- Men roll up their sleeves for the sake of girls and women facing period shame
When I first interacted with the issue about 15 years ago, I was shocked to learn that at that time, in my own village alma mater, a school existing in a community I consider relatively well endowed, half of the girls were missing school every month due to lack of sanitary pads.
When I did my research, I discovered that in Kenya, 65 per cent of school girls could not afford pads.
Consequently, each girl was missing four days of school every month translating to six weeks every academic year.
It’s a wonder that many girls, who still had to do housework once they got home, get anywhere in their studies.

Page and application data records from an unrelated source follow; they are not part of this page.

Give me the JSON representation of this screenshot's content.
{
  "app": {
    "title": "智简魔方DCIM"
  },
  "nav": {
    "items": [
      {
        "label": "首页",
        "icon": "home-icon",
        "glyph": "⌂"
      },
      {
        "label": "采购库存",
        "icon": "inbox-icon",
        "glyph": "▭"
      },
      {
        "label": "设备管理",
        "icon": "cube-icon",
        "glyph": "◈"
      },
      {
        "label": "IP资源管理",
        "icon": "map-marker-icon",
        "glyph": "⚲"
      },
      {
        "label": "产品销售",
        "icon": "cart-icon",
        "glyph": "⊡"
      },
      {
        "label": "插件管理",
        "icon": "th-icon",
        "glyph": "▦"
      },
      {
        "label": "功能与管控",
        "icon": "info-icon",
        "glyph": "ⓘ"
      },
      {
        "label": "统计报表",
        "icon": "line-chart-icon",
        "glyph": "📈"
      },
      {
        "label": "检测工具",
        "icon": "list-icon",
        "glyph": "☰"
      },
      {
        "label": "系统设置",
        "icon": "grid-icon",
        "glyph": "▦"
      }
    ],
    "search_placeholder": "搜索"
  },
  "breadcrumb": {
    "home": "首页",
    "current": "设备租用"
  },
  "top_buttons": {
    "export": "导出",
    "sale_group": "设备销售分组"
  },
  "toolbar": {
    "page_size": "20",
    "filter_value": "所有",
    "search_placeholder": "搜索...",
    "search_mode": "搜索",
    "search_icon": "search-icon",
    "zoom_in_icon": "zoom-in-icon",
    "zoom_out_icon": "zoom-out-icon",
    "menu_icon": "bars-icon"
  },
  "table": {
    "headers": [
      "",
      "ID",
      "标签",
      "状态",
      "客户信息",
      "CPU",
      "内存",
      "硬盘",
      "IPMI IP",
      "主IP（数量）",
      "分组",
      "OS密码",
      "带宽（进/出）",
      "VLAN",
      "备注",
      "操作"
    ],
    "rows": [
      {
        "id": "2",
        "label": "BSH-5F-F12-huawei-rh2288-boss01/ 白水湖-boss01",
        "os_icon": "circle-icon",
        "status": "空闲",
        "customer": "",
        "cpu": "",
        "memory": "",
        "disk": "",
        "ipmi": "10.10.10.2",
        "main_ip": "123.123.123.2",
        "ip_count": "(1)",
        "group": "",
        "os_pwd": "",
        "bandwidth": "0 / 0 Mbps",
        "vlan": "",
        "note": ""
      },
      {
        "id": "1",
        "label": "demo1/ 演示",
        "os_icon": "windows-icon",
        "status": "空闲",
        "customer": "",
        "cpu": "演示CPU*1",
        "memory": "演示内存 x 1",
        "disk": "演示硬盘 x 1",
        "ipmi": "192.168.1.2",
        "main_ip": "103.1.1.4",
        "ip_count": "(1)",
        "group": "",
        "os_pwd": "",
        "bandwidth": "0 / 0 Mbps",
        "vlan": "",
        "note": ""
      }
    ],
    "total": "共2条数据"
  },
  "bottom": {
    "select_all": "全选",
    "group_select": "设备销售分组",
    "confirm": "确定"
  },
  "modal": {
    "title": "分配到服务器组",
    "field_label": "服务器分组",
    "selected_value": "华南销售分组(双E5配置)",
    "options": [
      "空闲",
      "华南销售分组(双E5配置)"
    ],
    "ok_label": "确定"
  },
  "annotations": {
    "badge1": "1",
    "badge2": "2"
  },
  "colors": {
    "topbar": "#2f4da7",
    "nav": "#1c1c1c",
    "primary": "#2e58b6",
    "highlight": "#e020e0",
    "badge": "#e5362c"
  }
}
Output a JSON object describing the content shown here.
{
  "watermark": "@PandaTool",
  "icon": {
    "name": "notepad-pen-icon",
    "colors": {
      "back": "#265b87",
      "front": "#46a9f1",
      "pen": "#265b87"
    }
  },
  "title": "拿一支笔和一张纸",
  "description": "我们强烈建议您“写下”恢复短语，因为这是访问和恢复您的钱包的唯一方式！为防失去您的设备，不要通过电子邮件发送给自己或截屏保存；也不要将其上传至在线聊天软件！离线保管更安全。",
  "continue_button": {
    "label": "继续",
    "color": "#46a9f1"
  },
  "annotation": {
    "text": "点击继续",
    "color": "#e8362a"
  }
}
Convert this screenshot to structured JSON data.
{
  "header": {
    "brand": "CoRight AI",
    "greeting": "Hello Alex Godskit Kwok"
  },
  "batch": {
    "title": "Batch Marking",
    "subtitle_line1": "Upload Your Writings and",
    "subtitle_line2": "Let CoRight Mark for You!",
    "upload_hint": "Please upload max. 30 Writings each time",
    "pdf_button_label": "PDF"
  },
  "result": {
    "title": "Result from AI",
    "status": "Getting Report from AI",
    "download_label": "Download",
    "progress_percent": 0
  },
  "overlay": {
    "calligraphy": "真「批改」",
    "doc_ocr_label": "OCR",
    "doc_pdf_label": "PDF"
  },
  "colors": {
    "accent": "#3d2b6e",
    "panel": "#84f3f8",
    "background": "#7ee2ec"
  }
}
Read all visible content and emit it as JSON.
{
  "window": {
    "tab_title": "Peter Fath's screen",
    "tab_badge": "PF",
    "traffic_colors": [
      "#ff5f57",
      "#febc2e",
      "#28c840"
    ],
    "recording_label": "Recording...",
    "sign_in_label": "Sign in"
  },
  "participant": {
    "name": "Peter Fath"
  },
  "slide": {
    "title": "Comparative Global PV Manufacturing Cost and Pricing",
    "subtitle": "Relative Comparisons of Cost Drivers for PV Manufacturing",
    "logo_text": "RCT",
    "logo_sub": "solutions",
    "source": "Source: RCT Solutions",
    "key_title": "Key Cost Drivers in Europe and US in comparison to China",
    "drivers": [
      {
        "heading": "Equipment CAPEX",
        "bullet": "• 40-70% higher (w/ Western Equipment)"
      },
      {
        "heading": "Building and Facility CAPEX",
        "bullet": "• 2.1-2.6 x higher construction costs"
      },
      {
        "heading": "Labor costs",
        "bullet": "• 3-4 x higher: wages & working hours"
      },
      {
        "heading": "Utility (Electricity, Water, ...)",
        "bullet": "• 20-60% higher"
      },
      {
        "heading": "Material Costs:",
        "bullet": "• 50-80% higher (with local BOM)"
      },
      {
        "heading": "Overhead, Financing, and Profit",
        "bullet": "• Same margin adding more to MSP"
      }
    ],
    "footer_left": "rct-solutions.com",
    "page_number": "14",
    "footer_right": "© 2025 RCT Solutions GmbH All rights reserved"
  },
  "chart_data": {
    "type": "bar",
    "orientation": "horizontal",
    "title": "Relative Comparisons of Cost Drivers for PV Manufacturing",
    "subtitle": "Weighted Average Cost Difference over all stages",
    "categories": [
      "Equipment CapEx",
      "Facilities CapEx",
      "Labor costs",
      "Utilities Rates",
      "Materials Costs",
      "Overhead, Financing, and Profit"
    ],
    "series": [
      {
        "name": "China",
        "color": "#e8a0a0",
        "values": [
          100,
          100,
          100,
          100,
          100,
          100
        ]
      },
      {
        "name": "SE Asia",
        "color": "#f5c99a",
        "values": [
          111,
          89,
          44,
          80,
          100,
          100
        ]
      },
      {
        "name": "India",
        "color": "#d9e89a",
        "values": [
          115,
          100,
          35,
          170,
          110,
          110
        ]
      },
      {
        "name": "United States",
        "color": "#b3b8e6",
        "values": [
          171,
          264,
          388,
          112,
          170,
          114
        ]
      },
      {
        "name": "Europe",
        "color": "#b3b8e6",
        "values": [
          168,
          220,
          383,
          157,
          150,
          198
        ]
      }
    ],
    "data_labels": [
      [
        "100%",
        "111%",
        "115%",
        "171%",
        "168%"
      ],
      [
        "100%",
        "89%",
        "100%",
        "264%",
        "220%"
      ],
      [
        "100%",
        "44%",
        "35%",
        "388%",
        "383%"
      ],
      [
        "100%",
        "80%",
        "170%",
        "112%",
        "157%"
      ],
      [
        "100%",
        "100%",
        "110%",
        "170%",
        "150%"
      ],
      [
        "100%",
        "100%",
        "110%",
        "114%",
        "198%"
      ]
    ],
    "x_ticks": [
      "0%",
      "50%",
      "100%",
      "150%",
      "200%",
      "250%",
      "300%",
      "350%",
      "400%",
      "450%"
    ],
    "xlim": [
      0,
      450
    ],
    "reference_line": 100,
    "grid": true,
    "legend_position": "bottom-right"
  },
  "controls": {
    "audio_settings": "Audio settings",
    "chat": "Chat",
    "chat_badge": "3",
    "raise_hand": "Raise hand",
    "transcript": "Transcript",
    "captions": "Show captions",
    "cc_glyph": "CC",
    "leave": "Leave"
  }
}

When the reality of the tragedy hit me, I joined the campaign for free pads for girls and commenced a programme that provided pads to several schools every year.
Many NGOs including Mfariji Africa and AWOCHE were already undertaking vibrant campaigns on the issue.
In 2004, Kenya had been the first country in the world to eliminate taxes on tampons after an innovative fight led by women legislators, featuring such luminaries as Supreme Court Judge Njoki Ndungu and Embu Governor Cecily Mbarire, who had just joined the House as nominated MPs.
Thereafter in 2011, Kenya eliminated import duty on pads. But the greatest achievement was the amendment of the Basic Education Act in 2016 that now required government to compulsorily provide “free sufficient and quality sanitary pads” to every girl in a public school together with an environmentally sound mechanism for disposal.
Since then, the Education Ministry has allocated millions of shillings for the programme.
But the stigma on periods continues, clearly evidenced by the shock reaction to Senator Orwoba’s activism.
Research by FSG, a non-profit NGO, shows that more than 60 per cent of girls find out about menstruation when they get their first periods. Thereafter every month is a girls’ nightmare wondering if she will be the butt of boys’ jokes for her “misfortunes”.
What the good Senator has done is to call out this attitude that marginalises girls for natural acts for which there should be no shame. It is therefore not the Senator’s actions that were obnoxious, shocking and embarrassing.
What should be detestable and repugnant is that despite such positive strides in Kenya, the reality is that many girls and women continue to pay a heavy price for this most natural of events.
To the good Senator, people may disagree with your tactics, but you forced a country to face the hypocrisy of its attitudes to basic women issues. May your tribe increase!
The writer is an advocate of the High Court of Kenya